Among the retail sectors, the multiline category had the most negative sales, which were down in the triple digits. This weakness was mainly caused by the department stores that had already been coping with weak mall traffic before the pandemic. Positive sales trends were seen in the food and staples, household durables, and products sectors.
Some retailers held back SSS numbers because this is usually a comparative indicator of stores that are open. The negative retail sales numbers were very steep, by as much as -40 percent and -50 percent — worse than in the Great Recession.
Among the strong performers were Lovesac and Crocs.
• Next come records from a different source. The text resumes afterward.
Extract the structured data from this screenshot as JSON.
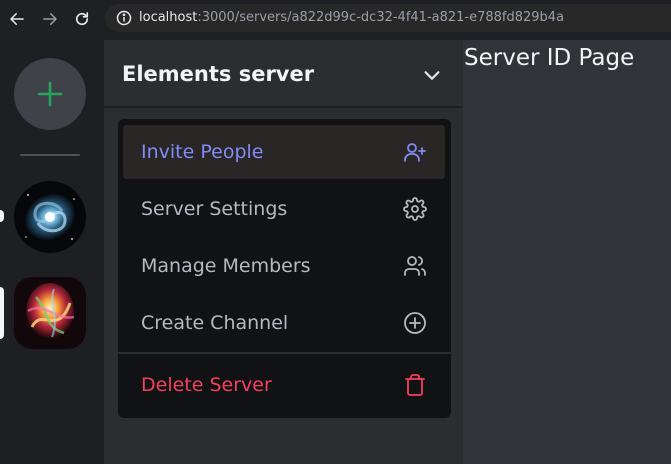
{
  "browser": {
    "url_host": "localhost",
    "url_path": ":3000/servers/a822d99c-dc32-4f41-a821-e788fd829b4a"
  },
  "rail": {
    "servers": [
      {
        "kind": "galaxy"
      },
      {
        "kind": "abstract-flame"
      }
    ],
    "add_color": "#23a55a"
  },
  "server": {
    "name": "Elements server"
  },
  "menu": {
    "items": [
      {
        "label": "Invite People",
        "icon": "user-plus-icon",
        "color": "#818cf8"
      },
      {
        "label": "Server Settings",
        "icon": "gear-icon",
        "color": "#b5bac1"
      },
      {
        "label": "Manage Members",
        "icon": "users-icon",
        "color": "#b5bac1"
      },
      {
        "label": "Create Channel",
        "icon": "plus-circle-icon",
        "color": "#b5bac1"
      },
      {
        "label": "Delete Server",
        "icon": "trash-icon",
        "color": "#f43f5e"
      }
    ]
  },
  "main": {
    "title": "Server ID Page"
  }
}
As consumers sought to improve the stay-at-home experience, they sought Crocs’ comfortable shoes and Lovesac’s convenient modular furniture.
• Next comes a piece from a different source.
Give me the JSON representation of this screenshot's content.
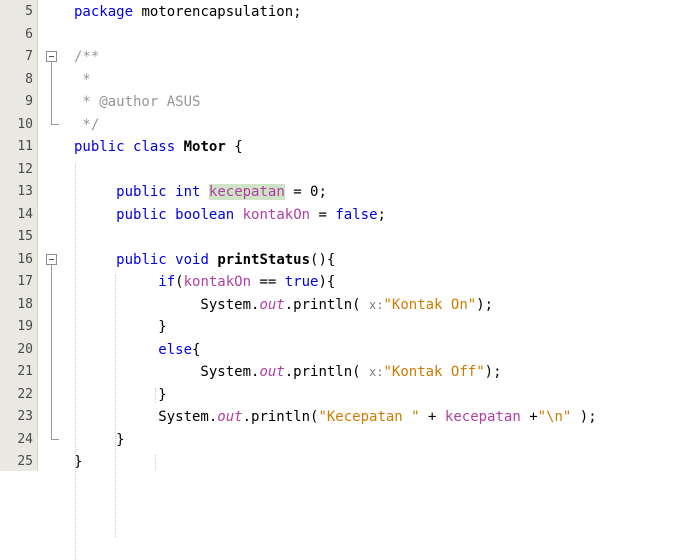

Which retail companies are more sustainable?
The StarMine Smart Ratios Credit Model analyzes companies’ profitability, leverage, liquidity and interest coverage to determine which companies are more sustainable.
Among the lowest scoring companies are Iconix, which sells products to department stores (a score of 1 out of 100); Pier 1 Imports (1); Rite Aid (1); GNC (2); Ascena Retail (2); Tailored Brands (2); and Fred’s (3).
The StarMine Text Mining Credit Risk Model analyzes text in articles and news releases for signals of company health. For instance, last April when privately held Lord & Taylor explored bankruptcy, news outlets including Reuters wrote more about it.
Another analysis involves combining alternative data with fundamental data, such as Refinitiv’s collaboration with BattleFin Ensemble Platform.
The Fathom China Momentum Indicator, which can be found in Eikon under Datastream, gives better insight into China’s true economic activity. China has been criticized for a lack of economic reporting transparency. The Fathom China Momentum Indicator combines 12 economic indicators to glean an accurate picture of China’s GDP.
Another indicator is data on job listings and layoffs, managed by LinkUp. This data is often a leading indicator of trouble at a company.
Analyzing retail price data
Refinitiv’s collaboration with StyleSage produces data on product prices online, such as which products sell out and which are being discounted. For instance, as stores closed and inventories piled up, 63 percent of merchandise online was discounted as of 17 May and the average discount was 21 percent, higher than in 2019.
These alternative data sets help to see how things are changing in real time. They are powerful tools, especially when combined with fundamental research.
Using an omnichannel strategy
Looking ahead, having an omnichannel strategy is key for retail survival.
Luxury brand LVMH said that e-commerce and online sales helped offset the impact of store closures in China, Europe and the U.S. Home Depot reported that digital sales were up 80 percent, with 60 percent of that being delivered by curbside pickup.
Looking at sales trends, there is a do-it-yourself (DIY) culture around the stay-at-home life. Fabrics to make masks have been selling and DIY projects around the home are benefiting Home Depot.
Drilling down to individual products, it may be no surprise that robes, socks, sleepwear, activewear, and tank tops are selling well and not subject to discounting.
Grooming trends are also changing. Procter & Gamble noted that people aren’t shaving, since they’re not going into the office, so those products are being discounted. However, since men are growing beards at home, beard grooming products are selling out.
The future of indoor shopping
Customers’ emotions concerning the virus and a return to indoor shopping aren’t encouraging. Some 35 percent of consumers said they would wait to return to a mall.
When asked whether live concerts should resume before there is a vaccine, 55 percent said “no.”